▼▼▼

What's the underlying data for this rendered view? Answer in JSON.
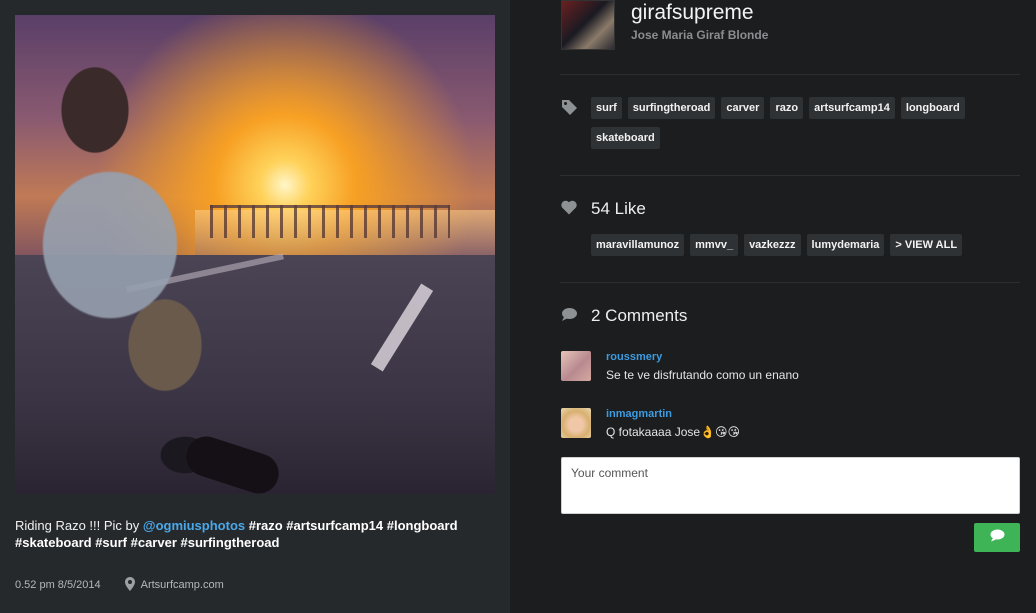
{
  "post": {
    "caption_prefix": "Riding Razo !!! Pic by ",
    "caption_mention": "@ogmiusphotos",
    "caption_tags_line1": " #razo #artsurfcamp14 #longboard",
    "caption_tags_line2": "#skateboard #surf #carver #surfingtheroad",
    "timestamp": "0.52 pm 8/5/2014",
    "location": "Artsurfcamp.com"
  },
  "profile": {
    "username": "girafsupreme",
    "full_name": "Jose Maria Giraf Blonde"
  },
  "tags": [
    "surf",
    "surfingtheroad",
    "carver",
    "razo",
    "artsurfcamp14",
    "longboard",
    "skateboard"
  ],
  "likes": {
    "label": "54 Like",
    "users": [
      "maravillamunoz",
      "mmvv_",
      "vazkezzz",
      "lumydemaria"
    ],
    "view_all": "> VIEW ALL"
  },
  "comments": {
    "label": "2 Comments",
    "items": [
      {
        "user": "roussmery",
        "text": "Se te ve disfrutando como un enano"
      },
      {
        "user": "inmagmartin",
        "text": "Q fotakaaaa Jose👌😘😘"
      }
    ],
    "input_placeholder": "Your comment"
  },
  "colors": {
    "accent_blue": "#3d9be0",
    "send_green": "#3fb456"
  }
}
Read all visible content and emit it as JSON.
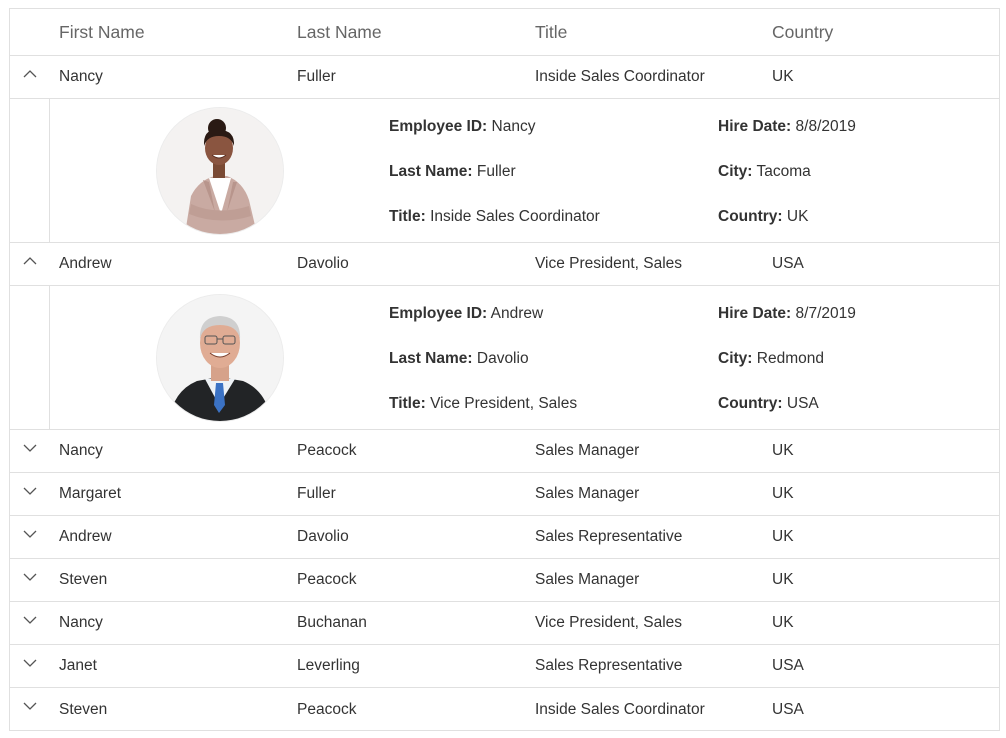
{
  "columns": {
    "first_name": "First Name",
    "last_name": "Last Name",
    "title": "Title",
    "country": "Country"
  },
  "detail_labels": {
    "employee_id": "Employee ID:",
    "last_name": "Last Name:",
    "title": "Title:",
    "hire_date": "Hire Date:",
    "city": "City:",
    "country": "Country:"
  },
  "rows": [
    {
      "first_name": "Nancy",
      "last_name": "Fuller",
      "title": "Inside Sales Coordinator",
      "country": "UK",
      "expanded": true,
      "detail": {
        "employee_id": "Nancy",
        "last_name": "Fuller",
        "title": "Inside Sales Coordinator",
        "hire_date": "8/8/2019",
        "city": "Tacoma",
        "country": "UK"
      }
    },
    {
      "first_name": "Andrew",
      "last_name": "Davolio",
      "title": "Vice President, Sales",
      "country": "USA",
      "expanded": true,
      "detail": {
        "employee_id": "Andrew",
        "last_name": "Davolio",
        "title": "Vice President, Sales",
        "hire_date": "8/7/2019",
        "city": "Redmond",
        "country": "USA"
      }
    },
    {
      "first_name": "Nancy",
      "last_name": "Peacock",
      "title": "Sales Manager",
      "country": "UK",
      "expanded": false
    },
    {
      "first_name": "Margaret",
      "last_name": "Fuller",
      "title": "Sales Manager",
      "country": "UK",
      "expanded": false
    },
    {
      "first_name": "Andrew",
      "last_name": "Davolio",
      "title": "Sales Representative",
      "country": "UK",
      "expanded": false
    },
    {
      "first_name": "Steven",
      "last_name": "Peacock",
      "title": "Sales Manager",
      "country": "UK",
      "expanded": false
    },
    {
      "first_name": "Nancy",
      "last_name": "Buchanan",
      "title": "Vice President, Sales",
      "country": "UK",
      "expanded": false
    },
    {
      "first_name": "Janet",
      "last_name": "Leverling",
      "title": "Sales Representative",
      "country": "USA",
      "expanded": false
    },
    {
      "first_name": "Steven",
      "last_name": "Peacock",
      "title": "Inside Sales Coordinator",
      "country": "USA",
      "expanded": false
    }
  ],
  "icons": {
    "expanded": "chevron-up-icon",
    "collapsed": "chevron-down-icon"
  },
  "colors": {
    "border": "#e0e0e0",
    "header_text": "#666666",
    "body_text": "#333333"
  }
}
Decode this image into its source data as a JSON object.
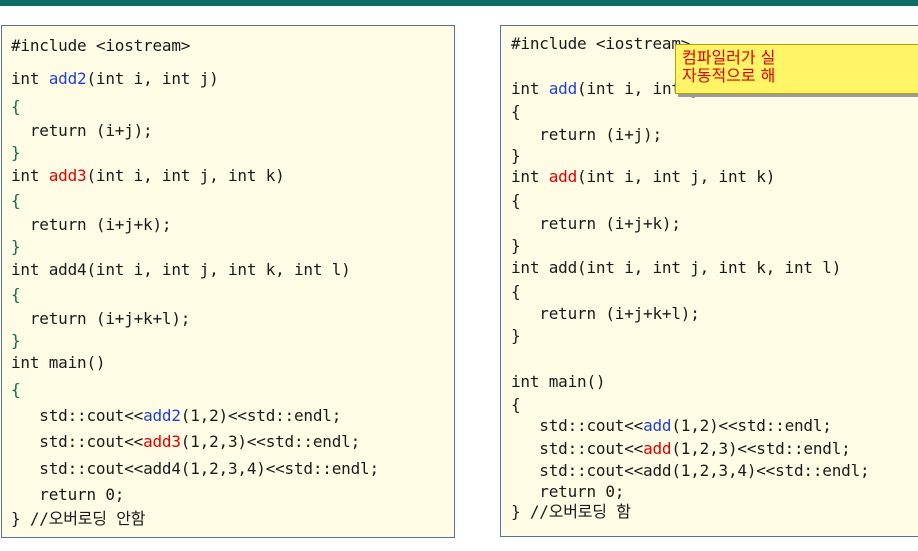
{
  "left": {
    "l1": "#include <iostream>",
    "l2a": "int ",
    "l2b": "add2",
    "l2c": "(int i, int j)",
    "l3": "{",
    "l4": "  return (i+j);",
    "l5": "}",
    "l6a": "int ",
    "l6b": "add3",
    "l6c": "(int i, int j, int k)",
    "l7": "{",
    "l8": "  return (i+j+k);",
    "l9": "}",
    "l10a": "int ",
    "l10b": "add4",
    "l10c": "(int i, int j, int k, int l)",
    "l11": "{",
    "l12": "  return (i+j+k+l);",
    "l13": "}",
    "l14": "int main()",
    "l15": "{",
    "l16a": "   std::cout<<",
    "l16b": "add2",
    "l16c": "(1,2)<<std::endl;",
    "l17a": "   std::cout<<",
    "l17b": "add3",
    "l17c": "(1,2,3)<<std::endl;",
    "l18a": "   std::cout<<",
    "l18b": "add4",
    "l18c": "(1,2,3,4)<<std::endl;",
    "l19": "   return 0;",
    "l20a": "} ",
    "l20b": "//오버로딩 안함"
  },
  "right": {
    "l1": "#include <iostream>",
    "l2a": "int ",
    "l2b": "add",
    "l2c": "(int i, int j)",
    "l3": "{",
    "l4": "   return (i+j);",
    "l5": "}",
    "l6a": "int ",
    "l6b": "add",
    "l6c": "(int i, int j, int k)",
    "l7": "{",
    "l8": "   return (i+j+k);",
    "l9": "}",
    "l10": "int add(int i, int j, int k, int l)",
    "l11": "{",
    "l12": "   return (i+j+k+l);",
    "l13": "}",
    "l14": "int main()",
    "l15": "{",
    "l16a": "   std::cout<<",
    "l16b": "add",
    "l16c": "(1,2)<<std::endl;",
    "l17a": "   std::cout<<",
    "l17b": "add",
    "l17c": "(1,2,3)<<std::endl;",
    "l18": "   std::cout<<add(1,2,3,4)<<std::endl;",
    "l19": "   return 0;",
    "l20a": "} ",
    "l20b": "//오버로딩 함"
  },
  "note": {
    "line1": "컴파일러가 실",
    "line2": "자동적으로 해"
  }
}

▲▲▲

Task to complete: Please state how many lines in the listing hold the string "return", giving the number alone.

Answer to the problem: 8